Noise from power supply when using high wattage and PWM

I have a project where I am incorporating a Peltier cooler (uses 4.5 amps at 12 v or 6.4 amps at 16.4 v) for use as a dehumidifier. I would like to be able to actively control the temp of the Peltier using PWM. I would like to keep the temp a few degrees below the dew point (if I run it at full power all the time it runs at -10 to -30 C and just makes ice).

Before actually installing this circuit into my setup I decided to test it using a 12v 4.5 Amp halogen lamp. For my test circuit I have exactly the setup shown on this website connected to digital pin 3 of an uno. http://bildr.org/blog/wp-content/uploads/2012/03/rfp30n06le-arduino-lightbulb.png

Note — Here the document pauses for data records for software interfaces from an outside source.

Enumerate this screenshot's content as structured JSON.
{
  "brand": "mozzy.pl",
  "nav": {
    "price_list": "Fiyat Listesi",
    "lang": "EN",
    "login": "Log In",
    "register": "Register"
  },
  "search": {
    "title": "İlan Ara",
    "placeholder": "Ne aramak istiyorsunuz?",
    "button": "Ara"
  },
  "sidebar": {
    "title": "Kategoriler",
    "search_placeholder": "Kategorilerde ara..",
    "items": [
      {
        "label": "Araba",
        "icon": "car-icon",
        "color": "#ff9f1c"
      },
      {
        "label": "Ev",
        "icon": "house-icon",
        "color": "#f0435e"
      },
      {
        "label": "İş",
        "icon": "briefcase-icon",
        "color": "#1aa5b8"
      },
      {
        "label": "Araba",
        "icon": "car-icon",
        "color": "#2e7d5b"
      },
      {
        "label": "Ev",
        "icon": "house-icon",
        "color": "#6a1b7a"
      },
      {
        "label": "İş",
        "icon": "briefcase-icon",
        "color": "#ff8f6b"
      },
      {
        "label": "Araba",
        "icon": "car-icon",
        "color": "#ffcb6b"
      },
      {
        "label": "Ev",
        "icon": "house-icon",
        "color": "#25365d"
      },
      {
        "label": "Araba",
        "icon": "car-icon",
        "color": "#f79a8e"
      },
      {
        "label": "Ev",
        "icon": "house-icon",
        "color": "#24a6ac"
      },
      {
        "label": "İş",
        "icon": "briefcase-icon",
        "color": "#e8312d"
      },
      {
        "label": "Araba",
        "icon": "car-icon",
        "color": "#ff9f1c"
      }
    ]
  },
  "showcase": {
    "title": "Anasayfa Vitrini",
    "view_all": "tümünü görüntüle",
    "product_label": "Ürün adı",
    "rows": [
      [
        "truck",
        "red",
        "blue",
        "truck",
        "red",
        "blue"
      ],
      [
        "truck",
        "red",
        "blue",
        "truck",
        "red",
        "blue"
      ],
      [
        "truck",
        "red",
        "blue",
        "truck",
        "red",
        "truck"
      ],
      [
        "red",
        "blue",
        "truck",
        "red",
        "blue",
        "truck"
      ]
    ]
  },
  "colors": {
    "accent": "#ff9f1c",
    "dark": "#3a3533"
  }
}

The first power supply I tried was a wall adapter type (12v 15 Amp). Instantly the adapter made a terrible buzzing noise and within a minute or two died. I purchased a larger computer power supply capable of putting out 35 Amps on the 12 v line. Although it doesn’t kill this power supply it still makes a horrible buzzing when the PWM is anything below 255 (loudest buzz near the 0 end). The light and Peltier work(ed) fine without the PWM on both power supplies.

What is going on? I assume feedback from the arduino circuit is messing with the switching regulators or other electronics in the power supply. How do I solve this problem? I have a few thoughts some seem impractical and some I just don’t know if they will work. - Battery tied to a recharging circuit - Battery supplies the power to the circuit (rather impractical) - Decoupling capacitors – I tried a couple arrangements using 100 uF and 220 uF liquid caps and it seemed to do nothing but I know almost nothing about the size, placement or type of cap I should use for this application - New power supply – maybe there is a type of plug in power supply that is not subject to this interference Thanks for any help you can give!!

The default PWM on the Arduino is quite a low frequency, 1000 or 500Hz roughly, depending on pins - that's probably a lot lower than the supplies are happy with (at higher frequencies the decoupling capacitors in the supply will hold their own, but at low frequencies you are pumping the supply up to full load then down to next to nothing all the time, a mode it may not have been designed for.)

You could try adding more decoupling to the supply. Several thousand uF of high ripple-current rated electrolytics I'd guess.

The buzzing is normal, the ferrite cores of the transformers change shape as the magnetic field changes, so act as speakers to a degree.

It may be that you simply need to boost the PWM frequency up to something higher... The Arduino timer registers can be directly programmed to achieve this (search these forums). Be sure your switching circuit can cope with the frequency though.

But be aware that peltier devices aren't necessarily going to like PWM either, I've heard that they perform better with analog power control. So some sort of programmable buck converter might be a technically better way. Tricky to find or make though.

Thanks for the excellent advice! Bummer to hear Peltier's dont like PWM. My testing of it seemed to give me great control of temp (if I could stand the buzzing). What would be the limiting factor in whether or not my circuit could handle a higher frequency? The MOSFET? What else would changing the timer registers change on the arduino? The arduino I will be using it on logs sensor data using an sd card and clock module and also controls a couple relays.

Hi, have you used the Search Forum window in the top right hand corner of this page. search for peltier

There has been a lot of different threads, might be worth reading to see if similar problems

Hope it helps... Tom..... :)

The first power supply I tried was a wall adapter type (12v 15 Amp). Instantly the adapter made a terrible buzzing noise and within a minute or two died.

As MarkT said, this is a problem with the lack of large decoupling capacitors on the power supply. You need to add them the power supply's capacitors alone are not sufficient to cope with the current ripple.